Who else wants him: Quinn has 23 offers and has made recent trips to Ole Miss, Texas and Clemson.
Odds they get him: 75 percent. Quinn's father is an LSU graduate and Quinn grew up an LSU fan. If Quinn likes what he sees in Cameron's offense, LSU will be hard to beat.
9. S Edward Paris (Arlington, Texas/Timberview)6-1, 195
ESPN 150 Ranking: 53
Why they want him: Like Jones, Paris is a safety who can cover, giving LSU the versatility of using him at corner, where some project him, or as a safety with coverage skills. He's a perfect fit for the versatile direction LSU is headed with its secondary.
Who else wants him: Baylor, Clemson and Florida were among the leaders for his services aside from LSU.
Odds they get him: 99 percent. Paris committed to the Tigers in February and, while it's still possible he decommits at some point, he appears safely in LSU's corner.
Why they want him: If Robinson is the primary target at tackle, Brumfield is a the perfect fit to line up next to him. Naturally bulky, Brumfield seems like a prototype run blocker in LSU's power running game.
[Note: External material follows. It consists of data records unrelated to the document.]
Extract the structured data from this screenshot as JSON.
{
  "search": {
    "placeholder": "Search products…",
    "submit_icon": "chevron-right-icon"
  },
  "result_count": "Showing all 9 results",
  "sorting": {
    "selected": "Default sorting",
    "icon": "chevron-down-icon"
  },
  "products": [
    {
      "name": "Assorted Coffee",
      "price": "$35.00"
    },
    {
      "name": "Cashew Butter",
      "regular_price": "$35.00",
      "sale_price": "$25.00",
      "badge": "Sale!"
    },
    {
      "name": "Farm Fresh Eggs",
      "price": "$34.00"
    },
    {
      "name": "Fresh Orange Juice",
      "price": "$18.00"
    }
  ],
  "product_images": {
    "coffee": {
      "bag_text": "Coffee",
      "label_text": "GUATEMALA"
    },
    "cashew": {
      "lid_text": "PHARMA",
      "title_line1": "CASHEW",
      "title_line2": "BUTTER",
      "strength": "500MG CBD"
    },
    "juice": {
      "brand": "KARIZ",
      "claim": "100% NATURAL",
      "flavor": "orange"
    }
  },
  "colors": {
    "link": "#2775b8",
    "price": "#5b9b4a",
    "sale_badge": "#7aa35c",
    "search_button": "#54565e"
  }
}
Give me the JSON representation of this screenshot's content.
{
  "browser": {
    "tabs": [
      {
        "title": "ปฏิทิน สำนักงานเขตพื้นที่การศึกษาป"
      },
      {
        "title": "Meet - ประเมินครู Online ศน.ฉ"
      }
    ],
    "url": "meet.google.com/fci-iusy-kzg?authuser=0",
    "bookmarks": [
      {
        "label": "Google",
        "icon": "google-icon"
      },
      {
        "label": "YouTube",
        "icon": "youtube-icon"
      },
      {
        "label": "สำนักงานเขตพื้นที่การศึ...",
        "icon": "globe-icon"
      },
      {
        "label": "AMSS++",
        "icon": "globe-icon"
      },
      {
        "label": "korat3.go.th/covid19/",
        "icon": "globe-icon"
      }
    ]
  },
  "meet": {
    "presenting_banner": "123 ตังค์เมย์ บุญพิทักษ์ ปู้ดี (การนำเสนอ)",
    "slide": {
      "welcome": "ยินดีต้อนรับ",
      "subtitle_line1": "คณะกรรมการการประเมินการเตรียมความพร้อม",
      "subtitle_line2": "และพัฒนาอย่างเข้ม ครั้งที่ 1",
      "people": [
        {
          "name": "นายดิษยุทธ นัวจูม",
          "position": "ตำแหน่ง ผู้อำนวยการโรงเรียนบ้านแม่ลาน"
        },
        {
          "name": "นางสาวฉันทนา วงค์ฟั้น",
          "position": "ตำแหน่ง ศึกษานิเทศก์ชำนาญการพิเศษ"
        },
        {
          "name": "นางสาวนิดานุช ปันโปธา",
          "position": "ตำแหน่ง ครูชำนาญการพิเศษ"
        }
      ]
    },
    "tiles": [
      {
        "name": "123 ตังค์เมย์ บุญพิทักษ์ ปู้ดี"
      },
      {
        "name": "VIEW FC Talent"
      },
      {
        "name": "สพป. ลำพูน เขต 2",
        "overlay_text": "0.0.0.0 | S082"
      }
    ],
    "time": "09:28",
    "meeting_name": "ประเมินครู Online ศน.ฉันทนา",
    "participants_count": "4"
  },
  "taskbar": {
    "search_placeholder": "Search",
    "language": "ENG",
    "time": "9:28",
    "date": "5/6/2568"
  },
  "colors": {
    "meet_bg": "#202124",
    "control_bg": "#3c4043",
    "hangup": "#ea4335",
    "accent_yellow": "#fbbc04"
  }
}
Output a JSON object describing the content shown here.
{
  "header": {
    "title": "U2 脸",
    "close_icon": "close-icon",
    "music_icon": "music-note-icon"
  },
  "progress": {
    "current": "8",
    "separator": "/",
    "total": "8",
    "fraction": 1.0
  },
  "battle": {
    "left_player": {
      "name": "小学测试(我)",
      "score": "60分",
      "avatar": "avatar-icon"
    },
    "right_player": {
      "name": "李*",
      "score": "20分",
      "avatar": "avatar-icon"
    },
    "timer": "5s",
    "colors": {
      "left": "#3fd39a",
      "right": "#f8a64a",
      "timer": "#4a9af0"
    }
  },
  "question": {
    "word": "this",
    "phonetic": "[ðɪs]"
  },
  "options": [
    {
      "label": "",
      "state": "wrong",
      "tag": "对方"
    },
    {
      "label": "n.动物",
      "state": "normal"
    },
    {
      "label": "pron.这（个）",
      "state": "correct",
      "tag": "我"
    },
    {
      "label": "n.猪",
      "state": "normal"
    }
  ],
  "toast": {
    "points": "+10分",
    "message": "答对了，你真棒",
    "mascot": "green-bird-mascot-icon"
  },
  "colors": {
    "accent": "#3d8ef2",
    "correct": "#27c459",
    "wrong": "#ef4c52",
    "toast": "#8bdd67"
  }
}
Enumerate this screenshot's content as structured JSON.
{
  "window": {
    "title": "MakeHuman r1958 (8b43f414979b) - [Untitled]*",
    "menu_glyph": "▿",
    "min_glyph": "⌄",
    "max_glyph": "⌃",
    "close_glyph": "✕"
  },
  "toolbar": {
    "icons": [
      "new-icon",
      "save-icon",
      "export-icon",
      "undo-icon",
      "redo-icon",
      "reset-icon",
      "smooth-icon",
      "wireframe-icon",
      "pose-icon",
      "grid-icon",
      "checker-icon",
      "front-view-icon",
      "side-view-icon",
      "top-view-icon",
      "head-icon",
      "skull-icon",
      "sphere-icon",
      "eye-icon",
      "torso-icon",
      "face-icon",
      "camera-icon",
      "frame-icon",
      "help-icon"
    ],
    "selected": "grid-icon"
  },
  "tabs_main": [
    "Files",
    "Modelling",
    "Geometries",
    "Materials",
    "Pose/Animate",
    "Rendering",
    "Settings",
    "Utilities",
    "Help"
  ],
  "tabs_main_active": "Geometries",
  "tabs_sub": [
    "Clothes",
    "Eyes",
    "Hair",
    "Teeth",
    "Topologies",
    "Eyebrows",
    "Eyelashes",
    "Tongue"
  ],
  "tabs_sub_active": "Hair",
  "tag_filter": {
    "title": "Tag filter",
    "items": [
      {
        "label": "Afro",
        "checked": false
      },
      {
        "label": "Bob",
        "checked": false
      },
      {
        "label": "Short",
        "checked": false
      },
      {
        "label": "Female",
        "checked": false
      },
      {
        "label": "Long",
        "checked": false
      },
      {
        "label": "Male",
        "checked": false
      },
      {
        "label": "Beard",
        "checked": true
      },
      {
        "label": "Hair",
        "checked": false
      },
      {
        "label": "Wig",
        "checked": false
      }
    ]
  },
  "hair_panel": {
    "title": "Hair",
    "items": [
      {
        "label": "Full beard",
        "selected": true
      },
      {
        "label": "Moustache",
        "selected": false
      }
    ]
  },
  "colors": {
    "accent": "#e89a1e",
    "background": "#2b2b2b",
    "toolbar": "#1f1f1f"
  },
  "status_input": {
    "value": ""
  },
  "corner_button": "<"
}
Who else wants him: Brumfield's 16 suitors includes all the major Florida schools, plus Alabama, all of which have drawn interest away from LSU.
Odds they get him: 65 percent. For a while it looked like he might head out of state, but lately there has been buzz that he's become an LSU lean and perhaps a player ready to commit.